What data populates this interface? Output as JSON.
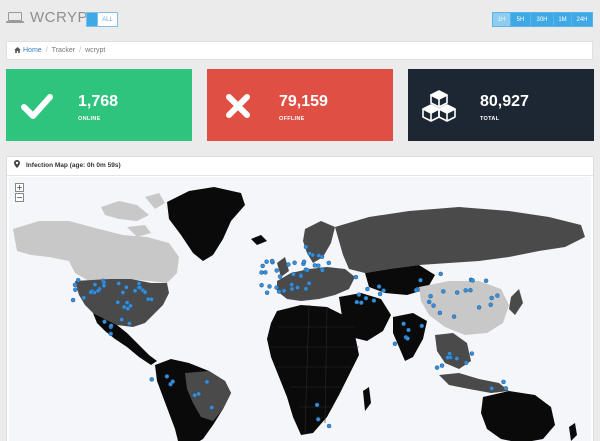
{
  "header": {
    "title": "WCRYPT",
    "scope_buttons": [
      "",
      "ALL"
    ],
    "ranges": [
      "1H",
      "5H",
      "30H",
      "1M",
      "24H"
    ]
  },
  "breadcrumb": {
    "home": "Home",
    "items": [
      "Tracker",
      "wcrypt"
    ]
  },
  "stats": {
    "online": {
      "value": "1,768",
      "label": "ONLINE",
      "color": "#2fc47e",
      "icon": "check-icon"
    },
    "offline": {
      "value": "79,159",
      "label": "OFFLINE",
      "color": "#e04f44",
      "icon": "cross-icon"
    },
    "total": {
      "value": "80,927",
      "label": "TOTAL",
      "color": "#1d2733",
      "icon": "cubes-icon"
    }
  },
  "map": {
    "title": "Infection Map (age: 0h 0m 59s)",
    "zoom_in": "+",
    "zoom_out": "−",
    "colors": {
      "ocean": "#f4f6f9",
      "dark": "#0a0a0a",
      "medium": "#4a4a4a",
      "light": "#c8c8c8",
      "dot": "#3a90d8"
    }
  }
}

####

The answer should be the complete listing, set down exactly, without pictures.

What data populates this interface? Output as JSON.
{
  "header": {
    "title": "WCRYPT",
    "scope_buttons": [
      "",
      "ALL"
    ],
    "ranges": [
      "1H",
      "5H",
      "30H",
      "1M",
      "24H"
    ]
  },
  "breadcrumb": {
    "home": "Home",
    "items": [
      "Tracker",
      "wcrypt"
    ]
  },
  "stats": {
    "online": {
      "value": "1,768",
      "label": "ONLINE",
      "color": "#2fc47e",
      "icon": "check-icon"
    },
    "offline": {
      "value": "79,159",
      "label": "OFFLINE",
      "color": "#e04f44",
      "icon": "cross-icon"
    },
    "total": {
      "value": "80,927",
      "label": "TOTAL",
      "color": "#1d2733",
      "icon": "cubes-icon"
    }
  },
  "map": {
    "title": "Infection Map (age: 0h 0m 59s)",
    "zoom_in": "+",
    "zoom_out": "−",
    "colors": {
      "ocean": "#f4f6f9",
      "dark": "#0a0a0a",
      "medium": "#4a4a4a",
      "light": "#c8c8c8",
      "dot": "#3a90d8"
    }
  }
}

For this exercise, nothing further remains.